■ **Task details**
Print out the data precisely as it appears here, with no pictures.

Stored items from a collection
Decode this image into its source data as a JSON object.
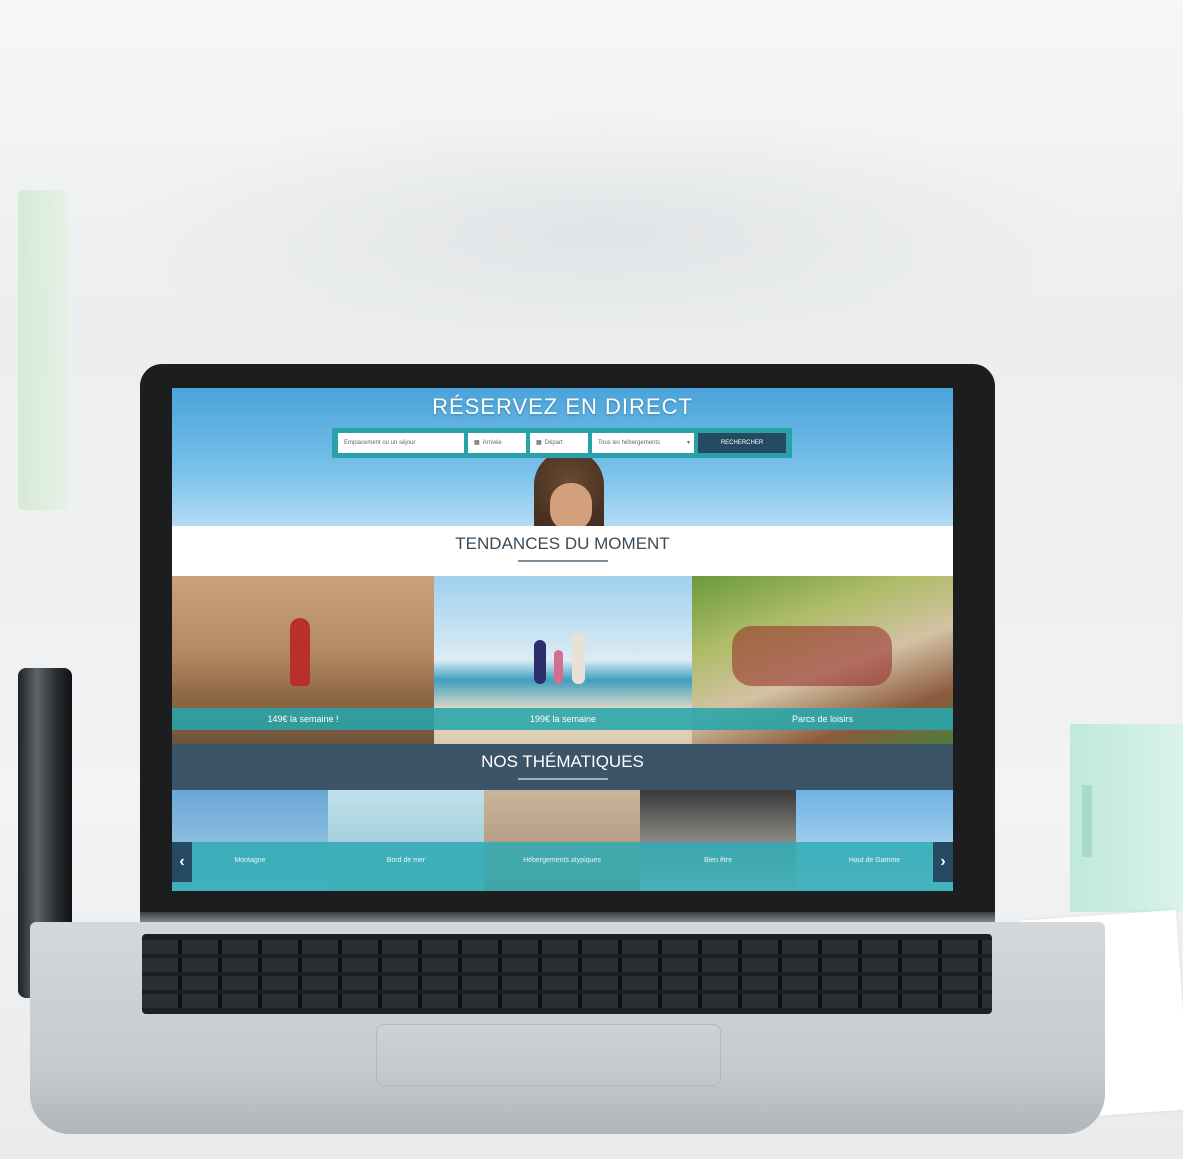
{
  "hero": {
    "title": "RÉSERVEZ EN DIRECT",
    "search": {
      "location_placeholder": "Emplacement ou un séjour",
      "arrival_placeholder": "Arrivée",
      "departure_placeholder": "Départ",
      "type_value": "Tous les hébergements",
      "button_label": "RECHERCHER"
    }
  },
  "trends": {
    "title": "TENDANCES DU MOMENT",
    "cards": [
      {
        "caption": "149€ la semaine !"
      },
      {
        "caption": "199€ la semaine"
      },
      {
        "caption": "Parcs de loisirs"
      }
    ]
  },
  "themes": {
    "title": "NOS THÉMATIQUES",
    "items": [
      {
        "label": "Montagne"
      },
      {
        "label": "Bord de mer"
      },
      {
        "label": "Hébergements atypiques"
      },
      {
        "label": "Bien être"
      },
      {
        "label": "Haut de Gamme"
      }
    ],
    "prev_icon": "chevron-left-icon",
    "next_icon": "chevron-right-icon"
  },
  "colors": {
    "accent_teal": "#2aa1a9",
    "dark_blue": "#274a63",
    "section_blue": "#3c5468"
  }
}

■ **Your response**
Decode this image into its source data as a JSON object.
{
  "hero": {
    "title": "RÉSERVEZ EN DIRECT",
    "search": {
      "location_placeholder": "Emplacement ou un séjour",
      "arrival_placeholder": "Arrivée",
      "departure_placeholder": "Départ",
      "type_value": "Tous les hébergements",
      "button_label": "RECHERCHER"
    }
  },
  "trends": {
    "title": "TENDANCES DU MOMENT",
    "cards": [
      {
        "caption": "149€ la semaine !"
      },
      {
        "caption": "199€ la semaine"
      },
      {
        "caption": "Parcs de loisirs"
      }
    ]
  },
  "themes": {
    "title": "NOS THÉMATIQUES",
    "items": [
      {
        "label": "Montagne"
      },
      {
        "label": "Bord de mer"
      },
      {
        "label": "Hébergements atypiques"
      },
      {
        "label": "Bien être"
      },
      {
        "label": "Haut de Gamme"
      }
    ],
    "prev_icon": "chevron-left-icon",
    "next_icon": "chevron-right-icon"
  },
  "colors": {
    "accent_teal": "#2aa1a9",
    "dark_blue": "#274a63",
    "section_blue": "#3c5468"
  }
}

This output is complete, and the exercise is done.